BEGIN

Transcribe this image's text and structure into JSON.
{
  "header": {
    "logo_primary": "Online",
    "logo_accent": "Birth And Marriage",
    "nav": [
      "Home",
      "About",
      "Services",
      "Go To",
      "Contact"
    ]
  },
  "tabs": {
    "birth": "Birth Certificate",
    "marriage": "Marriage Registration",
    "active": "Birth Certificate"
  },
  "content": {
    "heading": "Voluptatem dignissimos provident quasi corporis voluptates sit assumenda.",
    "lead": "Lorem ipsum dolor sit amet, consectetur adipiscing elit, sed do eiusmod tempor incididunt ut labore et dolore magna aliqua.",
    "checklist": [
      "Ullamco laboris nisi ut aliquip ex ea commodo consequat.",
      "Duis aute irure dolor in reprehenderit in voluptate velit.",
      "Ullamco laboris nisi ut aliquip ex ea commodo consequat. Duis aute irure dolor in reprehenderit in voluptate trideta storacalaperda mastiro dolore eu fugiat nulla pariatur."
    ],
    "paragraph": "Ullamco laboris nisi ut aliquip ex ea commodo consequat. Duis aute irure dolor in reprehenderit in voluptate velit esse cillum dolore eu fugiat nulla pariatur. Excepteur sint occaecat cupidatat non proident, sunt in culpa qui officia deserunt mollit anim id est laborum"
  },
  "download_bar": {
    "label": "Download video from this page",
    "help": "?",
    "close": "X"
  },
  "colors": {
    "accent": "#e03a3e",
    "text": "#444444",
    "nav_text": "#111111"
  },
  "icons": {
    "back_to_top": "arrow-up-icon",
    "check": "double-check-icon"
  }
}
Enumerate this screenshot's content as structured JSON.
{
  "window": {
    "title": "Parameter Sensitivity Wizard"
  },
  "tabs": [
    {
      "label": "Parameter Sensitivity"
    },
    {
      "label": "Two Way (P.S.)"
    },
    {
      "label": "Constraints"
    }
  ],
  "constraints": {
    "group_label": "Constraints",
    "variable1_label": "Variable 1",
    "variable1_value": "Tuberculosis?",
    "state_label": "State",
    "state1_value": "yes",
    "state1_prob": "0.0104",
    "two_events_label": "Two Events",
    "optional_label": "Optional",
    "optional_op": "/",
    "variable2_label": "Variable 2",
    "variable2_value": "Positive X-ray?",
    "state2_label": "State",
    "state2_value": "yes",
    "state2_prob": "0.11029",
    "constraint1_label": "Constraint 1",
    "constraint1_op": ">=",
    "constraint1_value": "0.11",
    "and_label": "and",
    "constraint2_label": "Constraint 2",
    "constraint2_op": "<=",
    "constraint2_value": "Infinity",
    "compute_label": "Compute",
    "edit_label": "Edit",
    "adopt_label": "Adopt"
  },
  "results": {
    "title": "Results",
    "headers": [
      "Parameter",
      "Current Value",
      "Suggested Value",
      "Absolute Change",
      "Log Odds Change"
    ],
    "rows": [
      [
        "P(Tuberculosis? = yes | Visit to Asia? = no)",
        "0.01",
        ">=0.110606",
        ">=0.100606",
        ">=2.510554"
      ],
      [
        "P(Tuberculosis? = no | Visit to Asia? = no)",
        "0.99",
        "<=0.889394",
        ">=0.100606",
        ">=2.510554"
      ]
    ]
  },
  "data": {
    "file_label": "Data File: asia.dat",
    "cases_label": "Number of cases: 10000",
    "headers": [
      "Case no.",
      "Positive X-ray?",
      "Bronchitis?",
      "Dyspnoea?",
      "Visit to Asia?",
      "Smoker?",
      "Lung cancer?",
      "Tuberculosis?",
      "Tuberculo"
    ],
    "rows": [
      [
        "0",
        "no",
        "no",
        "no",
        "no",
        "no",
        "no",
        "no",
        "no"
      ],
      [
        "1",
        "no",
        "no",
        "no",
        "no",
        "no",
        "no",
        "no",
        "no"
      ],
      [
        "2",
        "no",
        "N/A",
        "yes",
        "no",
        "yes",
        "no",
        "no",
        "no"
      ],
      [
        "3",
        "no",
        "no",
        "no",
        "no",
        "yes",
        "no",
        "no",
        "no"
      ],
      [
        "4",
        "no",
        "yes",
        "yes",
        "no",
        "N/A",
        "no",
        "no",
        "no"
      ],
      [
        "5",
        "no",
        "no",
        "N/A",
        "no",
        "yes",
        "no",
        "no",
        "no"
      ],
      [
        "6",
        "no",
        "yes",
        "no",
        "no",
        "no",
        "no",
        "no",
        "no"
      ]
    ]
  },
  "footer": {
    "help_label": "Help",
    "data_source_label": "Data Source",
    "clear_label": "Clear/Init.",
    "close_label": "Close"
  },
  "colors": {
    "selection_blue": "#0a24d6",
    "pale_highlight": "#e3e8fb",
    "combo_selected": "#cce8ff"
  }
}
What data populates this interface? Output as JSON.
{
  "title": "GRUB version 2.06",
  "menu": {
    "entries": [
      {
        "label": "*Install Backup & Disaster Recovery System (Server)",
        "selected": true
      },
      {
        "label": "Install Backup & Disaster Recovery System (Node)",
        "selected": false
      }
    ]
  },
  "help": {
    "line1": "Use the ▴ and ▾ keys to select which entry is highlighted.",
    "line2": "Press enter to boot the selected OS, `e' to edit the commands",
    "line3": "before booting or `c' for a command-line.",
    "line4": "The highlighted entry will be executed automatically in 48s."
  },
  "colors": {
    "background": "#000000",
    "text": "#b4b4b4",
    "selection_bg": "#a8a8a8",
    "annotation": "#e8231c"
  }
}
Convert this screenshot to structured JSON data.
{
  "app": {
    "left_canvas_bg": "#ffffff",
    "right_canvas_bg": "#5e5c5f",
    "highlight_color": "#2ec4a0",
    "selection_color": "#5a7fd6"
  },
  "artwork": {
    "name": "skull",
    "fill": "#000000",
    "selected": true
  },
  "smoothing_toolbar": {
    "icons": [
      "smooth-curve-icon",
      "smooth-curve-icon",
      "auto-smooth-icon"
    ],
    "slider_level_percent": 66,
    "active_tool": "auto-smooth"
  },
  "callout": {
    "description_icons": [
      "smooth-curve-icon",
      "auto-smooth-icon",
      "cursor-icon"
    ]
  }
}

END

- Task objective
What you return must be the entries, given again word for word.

- Completed task
Transcribe this image's text and structure into JSON.
{
  "header": {
    "logo_primary": "Online",
    "logo_accent": "Birth And Marriage",
    "nav": [
      "Home",
      "About",
      "Services",
      "Go To",
      "Contact"
    ]
  },
  "tabs": {
    "birth": "Birth Certificate",
    "marriage": "Marriage Registration",
    "active": "Birth Certificate"
  },
  "content": {
    "heading": "Voluptatem dignissimos provident quasi corporis voluptates sit assumenda.",
    "lead": "Lorem ipsum dolor sit amet, consectetur adipiscing elit, sed do eiusmod tempor incididunt ut labore et dolore magna aliqua.",
    "checklist": [
      "Ullamco laboris nisi ut aliquip ex ea commodo consequat.",
      "Duis aute irure dolor in reprehenderit in voluptate velit.",
      "Ullamco laboris nisi ut aliquip ex ea commodo consequat. Duis aute irure dolor in reprehenderit in voluptate trideta storacalaperda mastiro dolore eu fugiat nulla pariatur."
    ],
    "paragraph": "Ullamco laboris nisi ut aliquip ex ea commodo consequat. Duis aute irure dolor in reprehenderit in voluptate velit esse cillum dolore eu fugiat nulla pariatur. Excepteur sint occaecat cupidatat non proident, sunt in culpa qui officia deserunt mollit anim id est laborum"
  },
  "download_bar": {
    "label": "Download video from this page",
    "help": "?",
    "close": "X"
  },
  "colors": {
    "accent": "#e03a3e",
    "text": "#444444",
    "nav_text": "#111111"
  },
  "icons": {
    "back_to_top": "arrow-up-icon",
    "check": "double-check-icon"
  }
}
Enumerate this screenshot's content as structured JSON.
{
  "window": {
    "title": "Parameter Sensitivity Wizard"
  },
  "tabs": [
    {
      "label": "Parameter Sensitivity"
    },
    {
      "label": "Two Way (P.S.)"
    },
    {
      "label": "Constraints"
    }
  ],
  "constraints": {
    "group_label": "Constraints",
    "variable1_label": "Variable 1",
    "variable1_value": "Tuberculosis?",
    "state_label": "State",
    "state1_value": "yes",
    "state1_prob": "0.0104",
    "two_events_label": "Two Events",
    "optional_label": "Optional",
    "optional_op": "/",
    "variable2_label": "Variable 2",
    "variable2_value": "Positive X-ray?",
    "state2_label": "State",
    "state2_value": "yes",
    "state2_prob": "0.11029",
    "constraint1_label": "Constraint 1",
    "constraint1_op": ">=",
    "constraint1_value": "0.11",
    "and_label": "and",
    "constraint2_label": "Constraint 2",
    "constraint2_op": "<=",
    "constraint2_value": "Infinity",
    "compute_label": "Compute",
    "edit_label": "Edit",
    "adopt_label": "Adopt"
  },
  "results": {
    "title": "Results",
    "headers": [
      "Parameter",
      "Current Value",
      "Suggested Value",
      "Absolute Change",
      "Log Odds Change"
    ],
    "rows": [
      [
        "P(Tuberculosis? = yes | Visit to Asia? = no)",
        "0.01",
        ">=0.110606",
        ">=0.100606",
        ">=2.510554"
      ],
      [
        "P(Tuberculosis? = no | Visit to Asia? = no)",
        "0.99",
        "<=0.889394",
        ">=0.100606",
        ">=2.510554"
      ]
    ]
  },
  "data": {
    "file_label": "Data File: asia.dat",
    "cases_label": "Number of cases: 10000",
    "headers": [
      "Case no.",
      "Positive X-ray?",
      "Bronchitis?",
      "Dyspnoea?",
      "Visit to Asia?",
      "Smoker?",
      "Lung cancer?",
      "Tuberculosis?",
      "Tuberculo"
    ],
    "rows": [
      [
        "0",
        "no",
        "no",
        "no",
        "no",
        "no",
        "no",
        "no",
        "no"
      ],
      [
        "1",
        "no",
        "no",
        "no",
        "no",
        "no",
        "no",
        "no",
        "no"
      ],
      [
        "2",
        "no",
        "N/A",
        "yes",
        "no",
        "yes",
        "no",
        "no",
        "no"
      ],
      [
        "3",
        "no",
        "no",
        "no",
        "no",
        "yes",
        "no",
        "no",
        "no"
      ],
      [
        "4",
        "no",
        "yes",
        "yes",
        "no",
        "N/A",
        "no",
        "no",
        "no"
      ],
      [
        "5",
        "no",
        "no",
        "N/A",
        "no",
        "yes",
        "no",
        "no",
        "no"
      ],
      [
        "6",
        "no",
        "yes",
        "no",
        "no",
        "no",
        "no",
        "no",
        "no"
      ]
    ]
  },
  "footer": {
    "help_label": "Help",
    "data_source_label": "Data Source",
    "clear_label": "Clear/Init.",
    "close_label": "Close"
  },
  "colors": {
    "selection_blue": "#0a24d6",
    "pale_highlight": "#e3e8fb",
    "combo_selected": "#cce8ff"
  }
}
What data populates this interface? Output as JSON.
{
  "title": "GRUB version 2.06",
  "menu": {
    "entries": [
      {
        "label": "*Install Backup & Disaster Recovery System (Server)",
        "selected": true
      },
      {
        "label": "Install Backup & Disaster Recovery System (Node)",
        "selected": false
      }
    ]
  },
  "help": {
    "line1": "Use the ▴ and ▾ keys to select which entry is highlighted.",
    "line2": "Press enter to boot the selected OS, `e' to edit the commands",
    "line3": "before booting or `c' for a command-line.",
    "line4": "The highlighted entry will be executed automatically in 48s."
  },
  "colors": {
    "background": "#000000",
    "text": "#b4b4b4",
    "selection_bg": "#a8a8a8",
    "annotation": "#e8231c"
  }
}
Convert this screenshot to structured JSON data.
{
  "app": {
    "left_canvas_bg": "#ffffff",
    "right_canvas_bg": "#5e5c5f",
    "highlight_color": "#2ec4a0",
    "selection_color": "#5a7fd6"
  },
  "artwork": {
    "name": "skull",
    "fill": "#000000",
    "selected": true
  },
  "smoothing_toolbar": {
    "icons": [
      "smooth-curve-icon",
      "smooth-curve-icon",
      "auto-smooth-icon"
    ],
    "slider_level_percent": 66,
    "active_tool": "auto-smooth"
  },
  "callout": {
    "description_icons": [
      "smooth-curve-icon",
      "auto-smooth-icon",
      "cursor-icon"
    ]
  }
}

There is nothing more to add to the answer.